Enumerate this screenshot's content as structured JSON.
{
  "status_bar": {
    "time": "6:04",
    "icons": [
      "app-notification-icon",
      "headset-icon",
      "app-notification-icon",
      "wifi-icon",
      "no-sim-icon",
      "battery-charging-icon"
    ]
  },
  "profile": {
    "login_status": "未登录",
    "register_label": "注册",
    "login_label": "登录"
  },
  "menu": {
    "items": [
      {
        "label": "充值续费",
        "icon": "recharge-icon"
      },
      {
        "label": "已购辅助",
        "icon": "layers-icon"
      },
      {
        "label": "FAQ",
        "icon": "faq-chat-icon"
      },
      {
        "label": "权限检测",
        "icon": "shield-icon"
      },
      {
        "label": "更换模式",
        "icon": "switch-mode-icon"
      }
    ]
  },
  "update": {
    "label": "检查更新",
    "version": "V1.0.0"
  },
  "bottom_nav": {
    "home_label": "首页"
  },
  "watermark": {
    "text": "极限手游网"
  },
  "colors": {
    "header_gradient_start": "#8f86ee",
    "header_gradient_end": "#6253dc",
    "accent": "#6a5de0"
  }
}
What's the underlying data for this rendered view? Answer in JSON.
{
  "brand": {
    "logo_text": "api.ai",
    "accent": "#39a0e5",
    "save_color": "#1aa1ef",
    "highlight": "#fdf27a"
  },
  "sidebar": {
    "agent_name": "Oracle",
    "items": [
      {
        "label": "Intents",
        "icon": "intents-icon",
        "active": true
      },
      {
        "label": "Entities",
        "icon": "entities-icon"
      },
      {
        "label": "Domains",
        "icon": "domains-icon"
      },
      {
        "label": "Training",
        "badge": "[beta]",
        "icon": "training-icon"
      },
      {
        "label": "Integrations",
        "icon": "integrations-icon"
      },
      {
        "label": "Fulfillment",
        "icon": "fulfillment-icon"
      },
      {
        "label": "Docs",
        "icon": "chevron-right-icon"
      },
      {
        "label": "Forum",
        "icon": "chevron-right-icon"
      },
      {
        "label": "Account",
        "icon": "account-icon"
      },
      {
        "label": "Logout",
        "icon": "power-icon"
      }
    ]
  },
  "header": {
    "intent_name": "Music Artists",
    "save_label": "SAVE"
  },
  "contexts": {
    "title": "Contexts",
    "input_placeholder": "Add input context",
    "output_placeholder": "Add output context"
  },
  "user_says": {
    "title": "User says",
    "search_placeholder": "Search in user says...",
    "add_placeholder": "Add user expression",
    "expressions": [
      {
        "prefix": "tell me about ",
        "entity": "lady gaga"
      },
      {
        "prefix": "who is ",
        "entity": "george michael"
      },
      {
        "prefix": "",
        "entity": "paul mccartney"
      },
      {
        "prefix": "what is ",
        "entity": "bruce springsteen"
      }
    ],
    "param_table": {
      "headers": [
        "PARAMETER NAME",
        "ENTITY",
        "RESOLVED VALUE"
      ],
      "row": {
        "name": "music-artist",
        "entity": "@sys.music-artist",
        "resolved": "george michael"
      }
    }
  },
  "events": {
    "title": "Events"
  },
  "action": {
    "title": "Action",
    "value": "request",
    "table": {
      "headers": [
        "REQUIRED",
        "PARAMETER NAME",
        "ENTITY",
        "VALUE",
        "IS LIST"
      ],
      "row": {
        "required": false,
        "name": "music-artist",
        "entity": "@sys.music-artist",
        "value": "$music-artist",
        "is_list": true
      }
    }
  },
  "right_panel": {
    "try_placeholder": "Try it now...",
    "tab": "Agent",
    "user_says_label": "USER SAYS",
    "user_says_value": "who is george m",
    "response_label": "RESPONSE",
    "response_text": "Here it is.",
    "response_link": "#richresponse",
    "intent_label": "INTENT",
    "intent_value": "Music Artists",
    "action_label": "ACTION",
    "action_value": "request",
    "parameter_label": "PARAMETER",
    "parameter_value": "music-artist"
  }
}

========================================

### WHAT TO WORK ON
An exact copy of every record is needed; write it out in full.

### OUTPUT FOR THIS TASK
Enumerate this screenshot's content as structured JSON.
{
  "status_bar": {
    "time": "6:04",
    "icons": [
      "app-notification-icon",
      "headset-icon",
      "app-notification-icon",
      "wifi-icon",
      "no-sim-icon",
      "battery-charging-icon"
    ]
  },
  "profile": {
    "login_status": "未登录",
    "register_label": "注册",
    "login_label": "登录"
  },
  "menu": {
    "items": [
      {
        "label": "充值续费",
        "icon": "recharge-icon"
      },
      {
        "label": "已购辅助",
        "icon": "layers-icon"
      },
      {
        "label": "FAQ",
        "icon": "faq-chat-icon"
      },
      {
        "label": "权限检测",
        "icon": "shield-icon"
      },
      {
        "label": "更换模式",
        "icon": "switch-mode-icon"
      }
    ]
  },
  "update": {
    "label": "检查更新",
    "version": "V1.0.0"
  },
  "bottom_nav": {
    "home_label": "首页"
  },
  "watermark": {
    "text": "极限手游网"
  },
  "colors": {
    "header_gradient_start": "#8f86ee",
    "header_gradient_end": "#6253dc",
    "accent": "#6a5de0"
  }
}
What's the underlying data for this rendered view? Answer in JSON.
{
  "brand": {
    "logo_text": "api.ai",
    "accent": "#39a0e5",
    "save_color": "#1aa1ef",
    "highlight": "#fdf27a"
  },
  "sidebar": {
    "agent_name": "Oracle",
    "items": [
      {
        "label": "Intents",
        "icon": "intents-icon",
        "active": true
      },
      {
        "label": "Entities",
        "icon": "entities-icon"
      },
      {
        "label": "Domains",
        "icon": "domains-icon"
      },
      {
        "label": "Training",
        "badge": "[beta]",
        "icon": "training-icon"
      },
      {
        "label": "Integrations",
        "icon": "integrations-icon"
      },
      {
        "label": "Fulfillment",
        "icon": "fulfillment-icon"
      },
      {
        "label": "Docs",
        "icon": "chevron-right-icon"
      },
      {
        "label": "Forum",
        "icon": "chevron-right-icon"
      },
      {
        "label": "Account",
        "icon": "account-icon"
      },
      {
        "label": "Logout",
        "icon": "power-icon"
      }
    ]
  },
  "header": {
    "intent_name": "Music Artists",
    "save_label": "SAVE"
  },
  "contexts": {
    "title": "Contexts",
    "input_placeholder": "Add input context",
    "output_placeholder": "Add output context"
  },
  "user_says": {
    "title": "User says",
    "search_placeholder": "Search in user says...",
    "add_placeholder": "Add user expression",
    "expressions": [
      {
        "prefix": "tell me about ",
        "entity": "lady gaga"
      },
      {
        "prefix": "who is ",
        "entity": "george michael"
      },
      {
        "prefix": "",
        "entity": "paul mccartney"
      },
      {
        "prefix": "what is ",
        "entity": "bruce springsteen"
      }
    ],
    "param_table": {
      "headers": [
        "PARAMETER NAME",
        "ENTITY",
        "RESOLVED VALUE"
      ],
      "row": {
        "name": "music-artist",
        "entity": "@sys.music-artist",
        "resolved": "george michael"
      }
    }
  },
  "events": {
    "title": "Events"
  },
  "action": {
    "title": "Action",
    "value": "request",
    "table": {
      "headers": [
        "REQUIRED",
        "PARAMETER NAME",
        "ENTITY",
        "VALUE",
        "IS LIST"
      ],
      "row": {
        "required": false,
        "name": "music-artist",
        "entity": "@sys.music-artist",
        "value": "$music-artist",
        "is_list": true
      }
    }
  },
  "right_panel": {
    "try_placeholder": "Try it now...",
    "tab": "Agent",
    "user_says_label": "USER SAYS",
    "user_says_value": "who is george m",
    "response_label": "RESPONSE",
    "response_text": "Here it is.",
    "response_link": "#richresponse",
    "intent_label": "INTENT",
    "intent_value": "Music Artists",
    "action_label": "ACTION",
    "action_value": "request",
    "parameter_label": "PARAMETER",
    "parameter_value": "music-artist"
  }
}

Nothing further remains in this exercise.